Grape & Grain

Master of Wine student on the power of group study and breaking down blind tasting

PUBLISHED : Thursday, 29 September, 2016, 12:19pm
UPDATED : Thursday, 29 September, 2016, 5:42pm

If I said that the days leading up to doomsday (or the day I got the results of my Master of Wine exam) weren’t filled with blistering anxiety about this column, it would be one of the larger untruths I’ve attempted. As the day approached, my ego amused itself with fantasies of writing my column on another subject entirely (rootstocks or something), slipping “oh, and I didn’t pass” into the last sentence and hoping nobody noticed.

One of the risks of the increased access to our lives we are all somehow willing to afford each other is that when we suddenly decline to share, our silence rings painfully loud. To relieve the crushing suspense, I passed (although I suspect that since many of my readers are also my Facebook friends, you probably already know).

Fortunately, while I was agonising over how to infuse my own Facebook announcement with the appropriate levels of humility and gratitude, my pal Debra Meiburg sent out the message to her gajillion followers and so it became a moot point. Phew. Double fortunately, I’m feeling almost irrepressibly chirpy, with an elation largely unmarred by the fact that I’m not quite an MW yet and that the only real status change is that instead of a “Stage 2” student, I’m now “Stage 3”. As many people anywhere along the MW path will concur, the worst is past.

The question I’ve been fielding from people familiar with the exam and its brutality is what I think was different this year. Although two is obviously a pretty poor sample size for any sort of scientific inquiry, I feel strongly that it boils down to a few factors:

I’m still kicking myself for not acknowledging earlier the powers of group study. I had passed my entire academic existence prior to this year believing study groups were just something that happened to other people. My need/tolerance for human contact is illustrated by the fact that I spend much of my working day alone in a sealed room with only occasional visits from our dog, Kevin. Yet somehow, to my lasting amazement, the pressure and support of regular practice tastings with a group of four to eight like-minded people did me immeasurable good. Who knew?

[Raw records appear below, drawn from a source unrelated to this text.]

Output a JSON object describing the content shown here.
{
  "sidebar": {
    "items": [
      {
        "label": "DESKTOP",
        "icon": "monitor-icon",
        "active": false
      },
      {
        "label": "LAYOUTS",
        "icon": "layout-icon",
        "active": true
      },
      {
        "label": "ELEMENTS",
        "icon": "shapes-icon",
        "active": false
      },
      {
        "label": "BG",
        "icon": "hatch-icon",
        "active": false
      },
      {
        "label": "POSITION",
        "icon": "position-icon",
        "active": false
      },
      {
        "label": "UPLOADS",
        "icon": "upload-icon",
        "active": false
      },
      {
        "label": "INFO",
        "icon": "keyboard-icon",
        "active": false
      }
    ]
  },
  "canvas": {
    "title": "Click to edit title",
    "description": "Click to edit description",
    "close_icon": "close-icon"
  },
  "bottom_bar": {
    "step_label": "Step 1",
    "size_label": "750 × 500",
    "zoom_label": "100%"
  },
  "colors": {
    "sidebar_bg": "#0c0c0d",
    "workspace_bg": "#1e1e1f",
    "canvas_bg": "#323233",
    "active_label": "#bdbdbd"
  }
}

I owe something to the brilliance of chess and jiu-jitsu champion Josh Waitzkin, a man able to dominate multiple fields once he relinquished the notion of being “talented”, and Tim Ferriss of The 4-hour Workweek fame, whose books helped me break down the beast that is blind tasting into imminently manageable chunks. Accepting that, even if tasting is something for which you don’t necessarily have innate talent, you could still get there by decoding and then toiling relentlessly at specific elements of it, helped immeasurably with step three.

Which was to relax, basically. Of course, this advice sounds as helpful and implementable as telling an awkward teenage boy to “just be yourself”. And yet, armed with Josh and Tim, I experienced exam week as an exquisite expanse of calm (bar my one panic). Copious meditation, ancient history reading (nothing gives you perspective like reading about the decimation of entire civilisations) and hugs helped.

And now for the humility (or at least gratitude) saved up from my abandoned Facebook post: to my helper and husband, blind tasting organisers extraordinaire (and the latter especially for his generosity with the aforementioned hugs); my parents for their support in all forms (even my dad’s incessant questions about whether various implausible wines – Ruchè for example – might appear on the exams, to which the answer is still “hope not”); my brilliant study group, the unspeakably generous worldwide wine community who have lent their wisdom and insights, and the inimitable Debra Meiburg, whose brilliance and curiosity made me aspire to be an MW in the first place.

Finally: congratulations! To fellow Hongkongers Francesca Martin and Mabel Lai for passing theory and practical respectively on their first attempts, and Tim Triptree, also a recently anointed Stage 3, plus Mark Pygott and Fongyee Walker who have just added their names to the roster of Asia’s MWs. Huzzah for you all!

And now, onward and upward – a research paper on China’s online wine market glowers at me from my laptop, and I must return to it.